TASK STATEMENT » Type out the complete listing below word for word, without its pictures.
(EXCERPTED RECORDS begins)
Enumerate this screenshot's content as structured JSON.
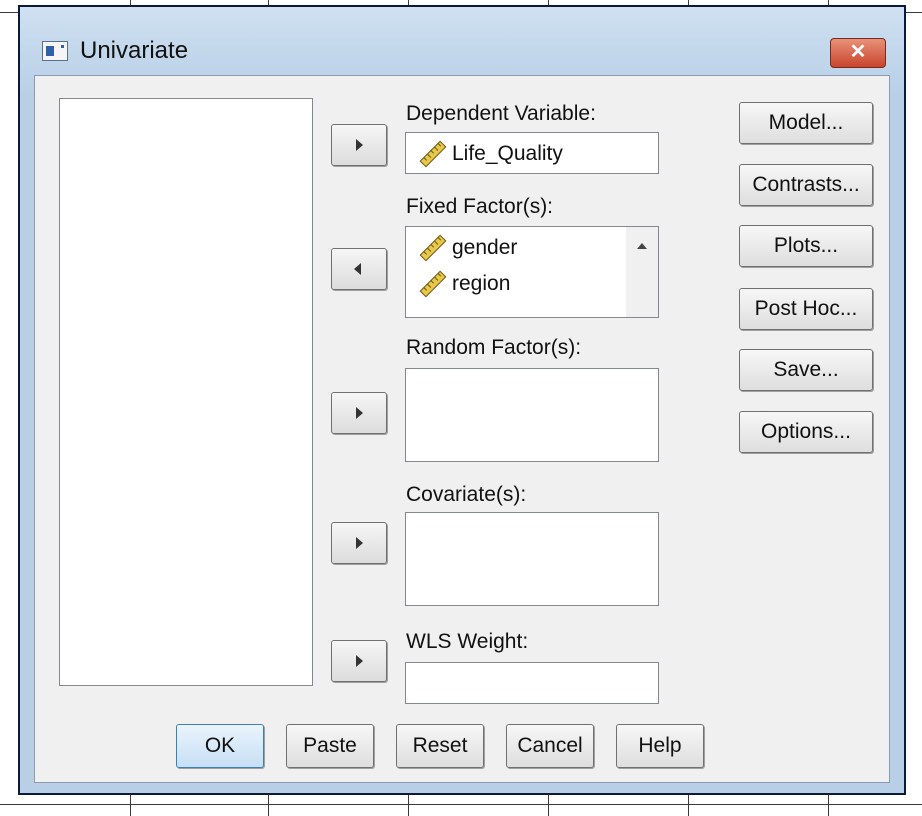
{
  "window": {
    "title": "Univariate",
    "close_label": "✕"
  },
  "source_list": {
    "items": []
  },
  "dependent": {
    "label": "Dependent Variable:",
    "value": "Life_Quality"
  },
  "fixed_factors": {
    "label": "Fixed Factor(s):",
    "items": [
      "gender",
      "region"
    ]
  },
  "random_factors": {
    "label": "Random Factor(s):",
    "items": []
  },
  "covariates": {
    "label": "Covariate(s):",
    "items": []
  },
  "wls_weight": {
    "label": "WLS Weight:",
    "value": ""
  },
  "side_buttons": {
    "model": "Model...",
    "contrasts": "Contrasts...",
    "plots": "Plots...",
    "post_hoc": "Post Hoc...",
    "save": "Save...",
    "options": "Options..."
  },
  "bottom_buttons": {
    "ok": "OK",
    "paste": "Paste",
    "reset": "Reset",
    "cancel": "Cancel",
    "help": "Help"
  },
  "icons": {
    "variable": "ruler-scale-icon",
    "arrow_right": "arrow-right-icon",
    "arrow_left": "arrow-left-icon"
  },
  "colors": {
    "titlebar": "#b9d0e7",
    "close_button": "#c8452c",
    "dialog_body": "#f0f0f0",
    "default_button": "#c6dff5"
  }
}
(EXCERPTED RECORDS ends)
WRITTEN RESPONSE »
Enumerate this screenshot's content as structured JSON.
{
  "window": {
    "title": "Univariate",
    "close_label": "✕"
  },
  "source_list": {
    "items": []
  },
  "dependent": {
    "label": "Dependent Variable:",
    "value": "Life_Quality"
  },
  "fixed_factors": {
    "label": "Fixed Factor(s):",
    "items": [
      "gender",
      "region"
    ]
  },
  "random_factors": {
    "label": "Random Factor(s):",
    "items": []
  },
  "covariates": {
    "label": "Covariate(s):",
    "items": []
  },
  "wls_weight": {
    "label": "WLS Weight:",
    "value": ""
  },
  "side_buttons": {
    "model": "Model...",
    "contrasts": "Contrasts...",
    "plots": "Plots...",
    "post_hoc": "Post Hoc...",
    "save": "Save...",
    "options": "Options..."
  },
  "bottom_buttons": {
    "ok": "OK",
    "paste": "Paste",
    "reset": "Reset",
    "cancel": "Cancel",
    "help": "Help"
  },
  "icons": {
    "variable": "ruler-scale-icon",
    "arrow_right": "arrow-right-icon",
    "arrow_left": "arrow-left-icon"
  },
  "colors": {
    "titlebar": "#b9d0e7",
    "close_button": "#c8452c",
    "dialog_body": "#f0f0f0",
    "default_button": "#c6dff5"
  }
}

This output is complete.